Selective catalytic reducers control NOx emissions effectively but are costly to run once they are installed, so operators of plants that are equipped with them have resisted requirements that they be operated at all times.
Last August, the U.S. Court of Appeals for the Third Circuit struck that regulation down in Sierra Club v. EPA, 972 F.3d 290.
“In Sierra Club, the court determined that an emission limit for NOx that was lower than the one set by the regulation was both economically and technically achievable because selective catalytic reducer-equipped Pennsylvania plants themselves – as well as SCR-equipped plants in nearby states – regularly achieved lower NOx emission rates,” GASP senior staff attorney John Baillie explained.
“In the order following its decision, the court required DEP and EPA to re-evaluate RACT limits for the coal plants’ NOx emissions so that those limits would satisfy the Clean Air Act’s RACT standard.”
There are at least five coal-fired electric generating units that are equipped with selective catalytic reducers still operating in Pennsylvania:
Cheswick Generating Station in Allegheny County
Conemaugh Generating Station in Indiana County
Homer City Generating Station in Indiana County
Keystone Generating Station in Indiana County and
TalenEnergy Montour in Montour County.
Although these plants are some of the largest NOx emitters in the state, Pennsylvania is only now properly applying RACT to them in the wake of the Sierra Club decision and order: Notice of the first re-evaluated RACT determination for one of these plants – the Keystone Station – was published in the Pennsylvania Bulletin on Sept. 11.
Since then, DEP has also published re-evaluations for the Conemaugh Station (on Oct. 2), and the Homer City Station (on Oct. 16).
In those notices, DEP has proposed to decrease the allowable rates of the plants’ NOx emissions, which are expressed in terms of pounds per million British thermal units (which is written like this: lb/MMBtu) on a daily average basis.
“All operating conditions” include:
emissions during start-up, shut-down, and malfunction
operation pursuant to emergency generation required by [the grid operator] including any necessary testing for such emergency operations
and during periods in which compliance with this emission limit would require operation of any equipment in a manner inconsistent with technological limitations, good engineering and maintenance practices, and/or good air pollution control practices for minimizing emissions.
The subsection in the regulation that imposed the 0.012 lb/MMBtu limit that was struck down by the Sierra Club Court does not, on its face, permit any such exceptions, but another regulation allows sources to apply for authorization of “source-specific RACT” for facilities that are unable to comply with RACT limits.
Data from EPA’s Air Markets Program Database for the first six months of 2021 shows that these plants’ NOx emissions regularly exceeded the rates allowable under “normal operating conditions” and sometimes exceeded the rates allowable under “all conditions.”
Possibly, this is because the plants are still formally subject to the 0.12 lbs/MMBtu limit and not required to operate their selective catalytic reducers.
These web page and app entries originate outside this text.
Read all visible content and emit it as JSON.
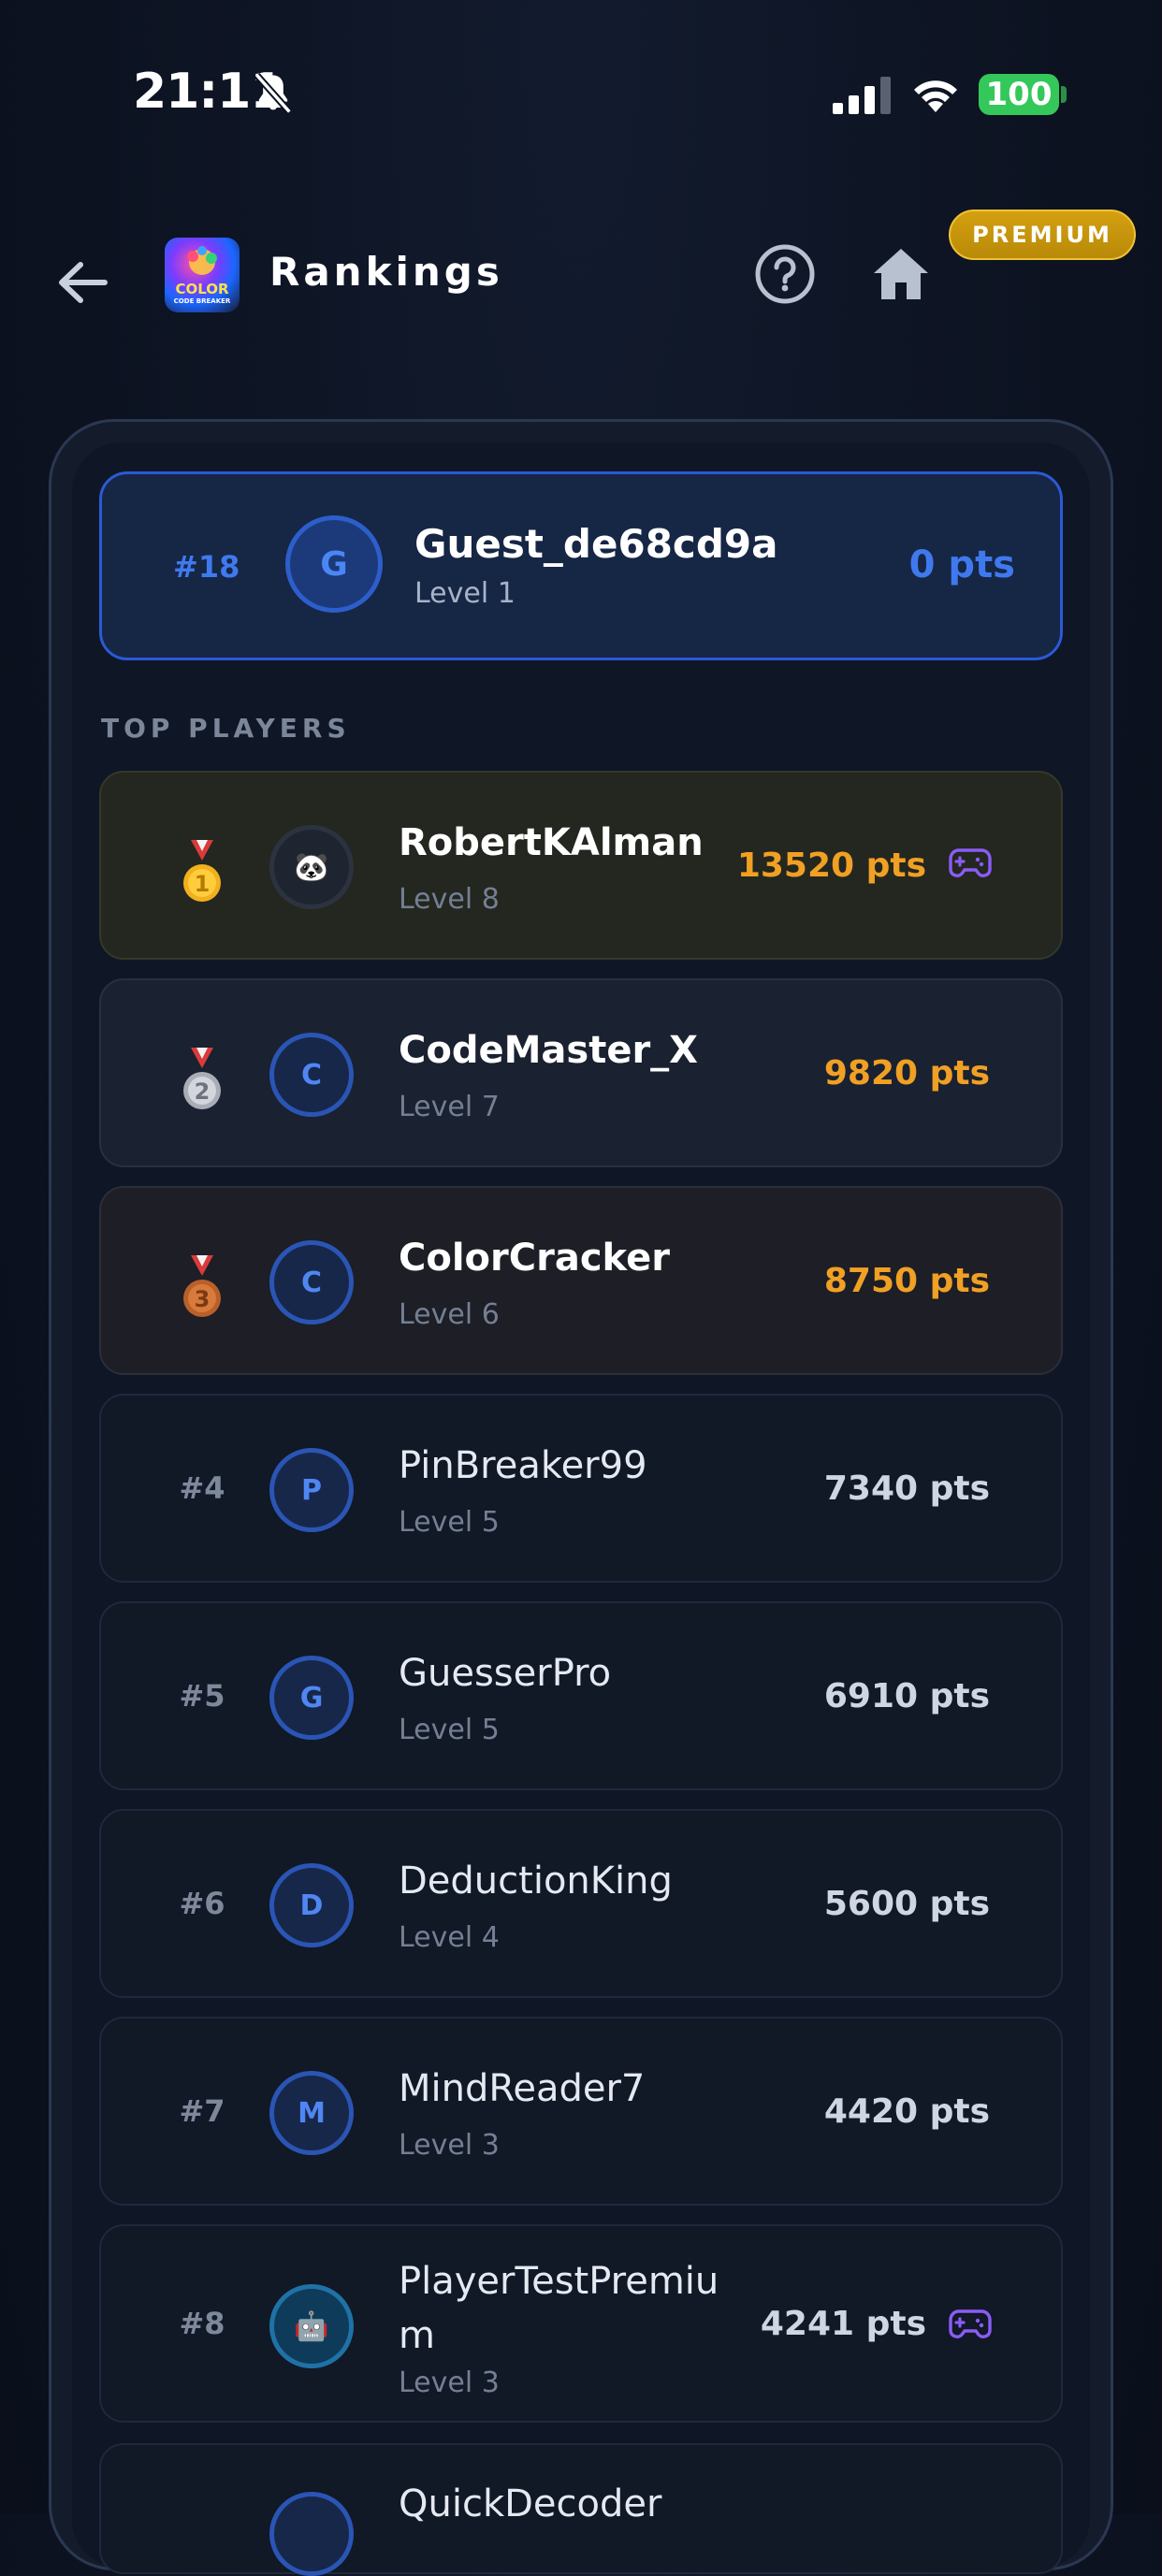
{
  "status_bar": {
    "time": "21:11",
    "battery": "100"
  },
  "header": {
    "title": "Rankings",
    "logo_text": "COLOR",
    "logo_sub": "CODE BREAKER",
    "premium_badge": "PREMIUM"
  },
  "my_rank": {
    "rank": "#18",
    "initial": "G",
    "name": "Guest_de68cd9a",
    "level": "Level 1",
    "points": "0 pts"
  },
  "section_label": "TOP PLAYERS",
  "players": [
    {
      "rank": "1",
      "avatar": "🐼",
      "name": "RobertKAlman",
      "level": "Level 8",
      "points": "13520 pts",
      "gamepad": true
    },
    {
      "rank": "2",
      "avatar": "C",
      "name": "CodeMaster_X",
      "level": "Level 7",
      "points": "9820 pts"
    },
    {
      "rank": "3",
      "avatar": "C",
      "name": "ColorCracker",
      "level": "Level 6",
      "points": "8750 pts"
    },
    {
      "rank": "#4",
      "avatar": "P",
      "name": "PinBreaker99",
      "level": "Level 5",
      "points": "7340 pts"
    },
    {
      "rank": "#5",
      "avatar": "G",
      "name": "GuesserPro",
      "level": "Level 5",
      "points": "6910 pts"
    },
    {
      "rank": "#6",
      "avatar": "D",
      "name": "DeductionKing",
      "level": "Level 4",
      "points": "5600 pts"
    },
    {
      "rank": "#7",
      "avatar": "M",
      "name": "MindReader7",
      "level": "Level 3",
      "points": "4420 pts"
    },
    {
      "rank": "#8",
      "avatar": "🤖",
      "name": "PlayerTestPremiu",
      "name_wrap": "m",
      "level": "Level 3",
      "points": "4241 pts",
      "gamepad": true
    },
    {
      "name": "QuickDecoder"
    }
  ],
  "colors": {
    "accent_blue": "#3f79ee",
    "gold_points": "#f0a024",
    "premium": "#d4a010",
    "gamepad": "#8b5cf6"
  }
}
The proposed new limit should mean that the plants will be required to operate them going forward, which would help reduce ozone pollution in Pennsylvania and neighboring states.
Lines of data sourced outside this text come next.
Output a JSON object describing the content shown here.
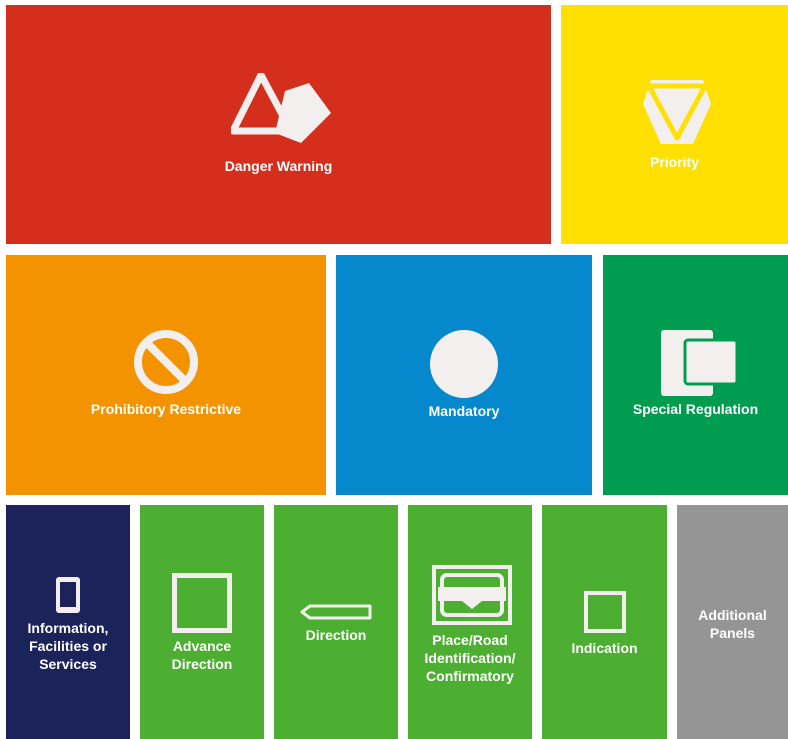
{
  "colors": {
    "danger": "#d42e1c",
    "priority": "#ffe000",
    "prohibitory": "#f39300",
    "mandatory": "#0688cd",
    "special": "#009c50",
    "information": "#1b235a",
    "green": "#4daf31",
    "additional": "#959595",
    "icon_fill": "#f4efef"
  },
  "categories": [
    {
      "key": "danger",
      "label": "Danger Warning",
      "icon": "warning-triangle-icon"
    },
    {
      "key": "priority",
      "label": "Priority",
      "icon": "yield-sign-icon"
    },
    {
      "key": "prohibitory",
      "label": "Prohibitory Restrictive",
      "icon": "prohibition-circle-icon"
    },
    {
      "key": "mandatory",
      "label": "Mandatory",
      "icon": "filled-circle-icon"
    },
    {
      "key": "special",
      "label": "Special Regulation",
      "icon": "overlapping-squares-icon"
    },
    {
      "key": "information",
      "label": "Information,\nFacilities or\nServices",
      "icon": "phone-rectangle-icon"
    },
    {
      "key": "advance",
      "label": "Advance\nDirection",
      "icon": "square-outline-icon"
    },
    {
      "key": "direction",
      "label": "Direction",
      "icon": "direction-arrow-icon"
    },
    {
      "key": "place",
      "label": "Place/Road\nIdentification/\nConfirmatory",
      "icon": "place-sign-icon"
    },
    {
      "key": "indication",
      "label": "Indication",
      "icon": "small-square-icon"
    },
    {
      "key": "additional",
      "label": "Additional\nPanels",
      "icon": ""
    }
  ]
}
“Thirteen years after the NAAQS for ozone was revised in 2008, some of the largest sources of ozone-causing NOx emissions in the state will finally be regulated properly,” Baillie said. “It’s also entirely possible that further emission reductions could be on the way: Pennsylvania has yet to implement RACT for the 2015 revisions to the NAAQS for ozone. Let’s hope it takes DEP fewer than 13 years to get it right this next time.”